  • If Jack persists in his holdout, he isn't guilty of a crime, he's merely guilty of choosing to accept a reduced standard of living. That's a personal preference, not a crime. The same result (for Jill and June) would obtain if Jack were dead. No crime there. Jack is guilty of a "crime" only if he prevents Jill and June from making bread, or if he forces them to give him butter on terms they wouldn't accept voluntarily.
(UPDATE: Have I stacked the deck by the example I used? No. See the addendum, below.)

The only kind of monopoly that harms consumers is a legal monopoly, one that is operated or regulated by government. Such a monopoly isn't harmful per se, it's harmful because the government's operation or regulation of the monopoly ensures that it cannot and will not respond to price signals. A natural monopolist (like Jack the breadmaker) must bargain with his customers, and must be alert to the possibility that his customers will turn to substitutes and near-substitutes if he doesn't bargain with them. But when government operates and regulates whole sectors of the economy (e.g., telecommunications and health care), price signals are practically meaningless -- there is no bargaining -- and substitutes are hard to come by (near-substitutes will be regulated, of course).

The only real monopoly, then, is one that is operated or regulated by government. It is that kind of monopoly -- not Microsoft or Wal-Mart (for example) -- which ought to be broken up or fenced in by the trust-busters.
ADDENDUM: I contrived a special case to illustrate the general point that "the consumer always prefers more to less." That is, the introduction of June, who brings additional butter to the table (so to speak), gives everyone the option of enjoying more butter. No one can be worse off than before, and at least one person can be better off. But suppose that instead of the outcome I sketched above (Jack, Jill, and June each end up with 1/3 loaf of bread and 2/3 pound of butter) June is willing to give Jack 2/3 of her pound of butter in exchange for 1/3 loaf of bread, a deal with which Jill chooses not to compete. The result: Jack (who starts with 1 loaf of bread) has 2/3 loaf of bread and 2/3 pound of better (extra bread for a rainy day), Jill (who starts with 1 pound of butter) has no bread and 1 pound of butter, and June (who starts with one pound of butter) has 1/3 loaf of bread and 1/3 pound of butter (a light eater). Jack and June are, by definition, happy with the outcome of the trade (June wouldn't make the deal with Jack if that weren't the case), but Jill is unhappy because she'd prefer to have 1/3 loaf of bread and 2/3 pound of butter, as before. Three points:
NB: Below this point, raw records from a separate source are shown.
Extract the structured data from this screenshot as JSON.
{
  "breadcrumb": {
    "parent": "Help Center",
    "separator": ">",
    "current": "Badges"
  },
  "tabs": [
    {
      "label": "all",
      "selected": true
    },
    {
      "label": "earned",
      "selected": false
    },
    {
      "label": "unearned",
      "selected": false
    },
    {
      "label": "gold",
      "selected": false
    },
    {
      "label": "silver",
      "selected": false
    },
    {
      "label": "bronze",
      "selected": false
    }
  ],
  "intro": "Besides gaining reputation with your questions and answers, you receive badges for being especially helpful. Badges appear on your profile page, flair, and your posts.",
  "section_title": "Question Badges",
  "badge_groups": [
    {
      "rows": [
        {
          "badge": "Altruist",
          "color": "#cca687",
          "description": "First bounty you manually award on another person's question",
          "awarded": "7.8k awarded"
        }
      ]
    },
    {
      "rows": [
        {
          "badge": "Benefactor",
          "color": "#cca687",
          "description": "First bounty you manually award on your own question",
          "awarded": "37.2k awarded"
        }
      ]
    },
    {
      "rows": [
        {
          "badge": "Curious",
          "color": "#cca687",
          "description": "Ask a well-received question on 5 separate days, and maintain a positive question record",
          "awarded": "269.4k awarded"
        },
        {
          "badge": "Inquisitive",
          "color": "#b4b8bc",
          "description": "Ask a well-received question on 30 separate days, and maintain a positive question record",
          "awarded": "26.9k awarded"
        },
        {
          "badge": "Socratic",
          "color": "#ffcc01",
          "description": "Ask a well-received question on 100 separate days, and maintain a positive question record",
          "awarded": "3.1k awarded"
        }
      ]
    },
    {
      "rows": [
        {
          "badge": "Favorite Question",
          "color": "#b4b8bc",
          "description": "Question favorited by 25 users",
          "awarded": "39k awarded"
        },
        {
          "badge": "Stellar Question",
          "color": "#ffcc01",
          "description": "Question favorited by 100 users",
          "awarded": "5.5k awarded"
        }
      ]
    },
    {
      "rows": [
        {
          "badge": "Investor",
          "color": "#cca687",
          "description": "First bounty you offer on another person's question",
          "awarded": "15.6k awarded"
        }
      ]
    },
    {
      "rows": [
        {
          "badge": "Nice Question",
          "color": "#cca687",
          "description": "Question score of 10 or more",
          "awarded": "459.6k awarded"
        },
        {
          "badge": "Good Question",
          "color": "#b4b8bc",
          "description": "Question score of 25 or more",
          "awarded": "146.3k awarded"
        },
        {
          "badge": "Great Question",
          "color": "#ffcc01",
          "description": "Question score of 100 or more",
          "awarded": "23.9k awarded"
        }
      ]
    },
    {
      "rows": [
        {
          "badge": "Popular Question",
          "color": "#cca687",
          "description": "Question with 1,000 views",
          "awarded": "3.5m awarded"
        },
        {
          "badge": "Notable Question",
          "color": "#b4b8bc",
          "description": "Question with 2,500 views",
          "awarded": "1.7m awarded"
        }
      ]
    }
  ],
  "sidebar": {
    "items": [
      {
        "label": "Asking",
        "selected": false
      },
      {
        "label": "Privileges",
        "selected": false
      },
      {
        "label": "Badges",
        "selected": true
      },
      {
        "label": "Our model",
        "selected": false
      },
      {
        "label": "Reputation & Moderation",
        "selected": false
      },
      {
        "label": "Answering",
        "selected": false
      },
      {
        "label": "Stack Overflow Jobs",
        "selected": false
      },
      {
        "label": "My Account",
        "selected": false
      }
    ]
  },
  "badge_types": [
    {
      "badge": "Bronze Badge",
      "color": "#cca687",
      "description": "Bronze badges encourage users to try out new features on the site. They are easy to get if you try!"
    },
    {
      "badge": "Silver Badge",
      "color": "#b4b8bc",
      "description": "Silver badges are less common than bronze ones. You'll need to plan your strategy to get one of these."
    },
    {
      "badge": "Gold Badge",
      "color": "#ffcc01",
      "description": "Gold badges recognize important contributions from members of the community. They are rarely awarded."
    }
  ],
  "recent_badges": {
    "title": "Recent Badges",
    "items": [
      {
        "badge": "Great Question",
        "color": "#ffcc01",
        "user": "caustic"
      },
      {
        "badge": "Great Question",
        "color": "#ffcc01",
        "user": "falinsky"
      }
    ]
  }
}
1. The new result has everything to do with differences of taste between Jill and June -- and nothing to do with Jack's so-called monopoly power.

2. To say that Jill has somehow become a "victim" of Jack's so-called monopoly power is to give a privileged postition to Jill. Why are Jill's preferences any more important than Jack's or June's? There's no way to assign values to Jack, Jill, and June's satisifaction, let alone to sum such values and determine that "society" is somehow better or worse off if Jill doesn't get her way.

3. If June's entry into the butter-bartering market leaves Jill hankering for bread, Jill might be able to earn some bread by making jam instead of butter. She would then have something to offer both Jack and June. In other words, the price system is sending a signal to Jill; it's up to her to interpret and act on that signal. That signal would not be sent if a "benevolent" government, acting at the behest of Jill's political action committee, were to step in and dictate the terms of trade between Jack, Jill, and June (according to Jill's preferences). The result would be to make Jill better off while making Jack and June worse off. That's what happens when interest groups are able to use the power of government to satisfy their preferences.